■ How to complete this task:
Your answer must consist of every line from the data below that includes the word "with".

■ Provided information:
+++++

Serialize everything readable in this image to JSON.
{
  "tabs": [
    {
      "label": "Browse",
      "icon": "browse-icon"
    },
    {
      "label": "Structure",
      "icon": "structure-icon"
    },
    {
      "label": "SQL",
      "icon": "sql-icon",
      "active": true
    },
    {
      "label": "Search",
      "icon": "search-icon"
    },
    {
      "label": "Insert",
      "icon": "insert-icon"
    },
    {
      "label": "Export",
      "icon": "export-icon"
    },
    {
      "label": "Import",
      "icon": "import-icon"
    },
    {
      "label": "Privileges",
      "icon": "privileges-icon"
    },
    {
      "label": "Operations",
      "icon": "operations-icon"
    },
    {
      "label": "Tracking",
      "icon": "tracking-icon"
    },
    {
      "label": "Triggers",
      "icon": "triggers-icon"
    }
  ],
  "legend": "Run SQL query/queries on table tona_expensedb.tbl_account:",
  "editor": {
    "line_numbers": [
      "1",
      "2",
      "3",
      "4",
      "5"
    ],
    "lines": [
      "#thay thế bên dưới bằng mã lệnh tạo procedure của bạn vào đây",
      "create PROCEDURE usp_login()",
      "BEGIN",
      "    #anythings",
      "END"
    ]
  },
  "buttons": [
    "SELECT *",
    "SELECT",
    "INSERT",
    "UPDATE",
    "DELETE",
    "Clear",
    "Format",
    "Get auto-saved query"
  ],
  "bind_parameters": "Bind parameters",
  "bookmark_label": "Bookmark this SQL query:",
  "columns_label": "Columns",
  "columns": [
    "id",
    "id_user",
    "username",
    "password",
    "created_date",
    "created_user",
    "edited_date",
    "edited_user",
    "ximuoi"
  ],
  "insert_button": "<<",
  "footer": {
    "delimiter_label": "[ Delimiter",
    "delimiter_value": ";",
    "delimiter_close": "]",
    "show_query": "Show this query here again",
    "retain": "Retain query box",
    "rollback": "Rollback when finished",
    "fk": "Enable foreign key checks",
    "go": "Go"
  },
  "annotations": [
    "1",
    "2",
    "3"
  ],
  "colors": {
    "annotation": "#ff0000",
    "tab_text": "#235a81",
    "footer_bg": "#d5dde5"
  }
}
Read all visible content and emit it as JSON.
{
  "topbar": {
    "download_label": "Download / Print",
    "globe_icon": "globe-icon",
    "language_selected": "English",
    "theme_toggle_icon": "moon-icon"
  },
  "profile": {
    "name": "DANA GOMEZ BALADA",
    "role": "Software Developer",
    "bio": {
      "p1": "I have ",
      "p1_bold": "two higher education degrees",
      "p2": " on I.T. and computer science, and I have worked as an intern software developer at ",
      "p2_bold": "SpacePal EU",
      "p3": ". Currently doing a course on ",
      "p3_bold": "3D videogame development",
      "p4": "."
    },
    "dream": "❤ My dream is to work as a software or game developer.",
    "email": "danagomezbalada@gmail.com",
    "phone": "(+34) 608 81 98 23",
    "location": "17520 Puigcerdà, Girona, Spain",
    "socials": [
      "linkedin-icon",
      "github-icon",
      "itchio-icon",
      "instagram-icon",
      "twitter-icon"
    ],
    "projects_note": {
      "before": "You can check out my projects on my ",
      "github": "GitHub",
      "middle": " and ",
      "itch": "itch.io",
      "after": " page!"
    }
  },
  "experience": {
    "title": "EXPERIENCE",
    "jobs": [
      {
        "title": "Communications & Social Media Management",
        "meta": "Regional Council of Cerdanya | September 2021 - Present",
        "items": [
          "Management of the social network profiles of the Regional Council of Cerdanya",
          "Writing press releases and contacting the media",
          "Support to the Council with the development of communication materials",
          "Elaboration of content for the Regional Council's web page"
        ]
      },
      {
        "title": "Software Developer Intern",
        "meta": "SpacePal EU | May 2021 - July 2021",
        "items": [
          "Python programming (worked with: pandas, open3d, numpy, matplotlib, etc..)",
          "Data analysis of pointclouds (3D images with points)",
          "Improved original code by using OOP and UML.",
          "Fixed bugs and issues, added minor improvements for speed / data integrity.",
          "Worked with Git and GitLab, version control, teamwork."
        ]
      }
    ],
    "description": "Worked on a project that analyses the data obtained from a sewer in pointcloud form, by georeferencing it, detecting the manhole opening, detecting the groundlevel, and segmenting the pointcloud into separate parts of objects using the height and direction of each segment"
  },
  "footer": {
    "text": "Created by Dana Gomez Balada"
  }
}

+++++

■ Answer below:
          "Support to the Council with the development of communication materials",
          "Python programming (worked with: pandas, open3d, numpy, matplotlib, etc..)",
          "Data analysis of pointclouds (3D images with points)",
          "Worked with Git and GitLab, version control, teamwork."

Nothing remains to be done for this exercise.